START Information provided

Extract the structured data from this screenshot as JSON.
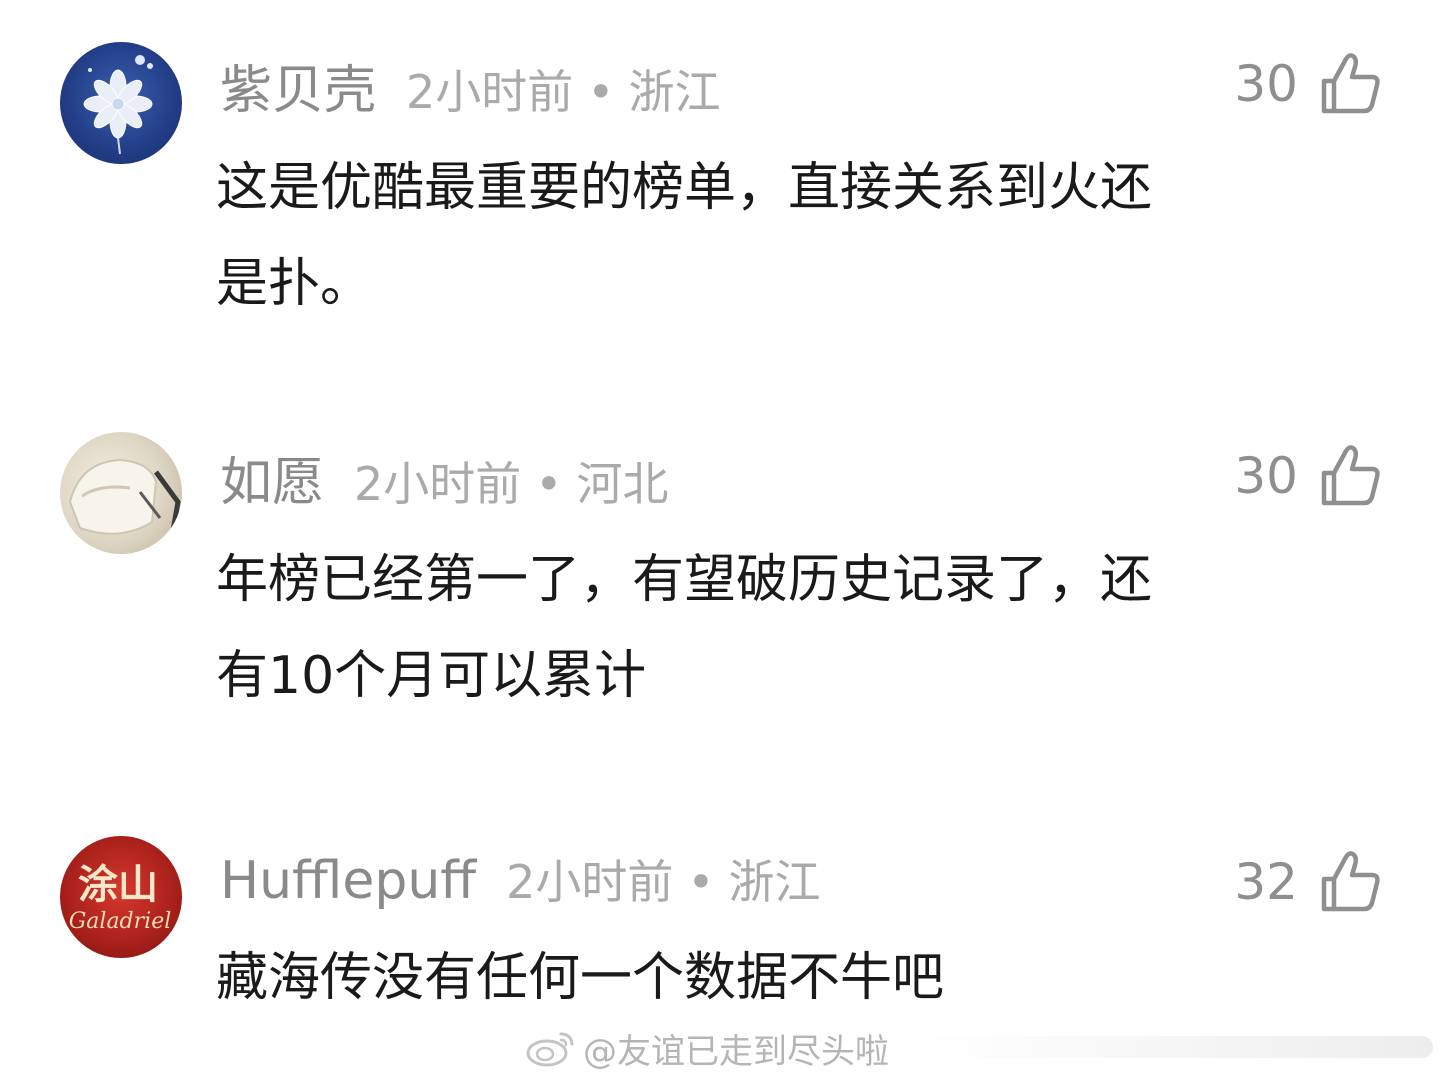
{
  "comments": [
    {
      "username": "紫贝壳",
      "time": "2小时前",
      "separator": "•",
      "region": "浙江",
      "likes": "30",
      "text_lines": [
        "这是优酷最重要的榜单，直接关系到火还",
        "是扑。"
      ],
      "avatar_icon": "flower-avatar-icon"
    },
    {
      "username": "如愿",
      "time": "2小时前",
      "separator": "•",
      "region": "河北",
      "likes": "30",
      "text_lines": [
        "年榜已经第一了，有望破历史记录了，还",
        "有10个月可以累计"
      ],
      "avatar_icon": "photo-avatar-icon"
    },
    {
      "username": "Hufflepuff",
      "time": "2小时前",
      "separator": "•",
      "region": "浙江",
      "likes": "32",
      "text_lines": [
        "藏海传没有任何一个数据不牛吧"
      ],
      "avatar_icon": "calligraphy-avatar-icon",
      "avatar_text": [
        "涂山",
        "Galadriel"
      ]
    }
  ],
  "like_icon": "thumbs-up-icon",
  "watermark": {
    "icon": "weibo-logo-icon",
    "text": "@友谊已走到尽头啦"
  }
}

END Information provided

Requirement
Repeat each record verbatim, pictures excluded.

Task output
Extract the structured data from this screenshot as JSON.
{
  "comments": [
    {
      "username": "紫贝壳",
      "time": "2小时前",
      "separator": "•",
      "region": "浙江",
      "likes": "30",
      "text_lines": [
        "这是优酷最重要的榜单，直接关系到火还",
        "是扑。"
      ],
      "avatar_icon": "flower-avatar-icon"
    },
    {
      "username": "如愿",
      "time": "2小时前",
      "separator": "•",
      "region": "河北",
      "likes": "30",
      "text_lines": [
        "年榜已经第一了，有望破历史记录了，还",
        "有10个月可以累计"
      ],
      "avatar_icon": "photo-avatar-icon"
    },
    {
      "username": "Hufflepuff",
      "time": "2小时前",
      "separator": "•",
      "region": "浙江",
      "likes": "32",
      "text_lines": [
        "藏海传没有任何一个数据不牛吧"
      ],
      "avatar_icon": "calligraphy-avatar-icon",
      "avatar_text": [
        "涂山",
        "Galadriel"
      ]
    }
  ],
  "like_icon": "thumbs-up-icon",
  "watermark": {
    "icon": "weibo-logo-icon",
    "text": "@友谊已走到尽头啦"
  }
}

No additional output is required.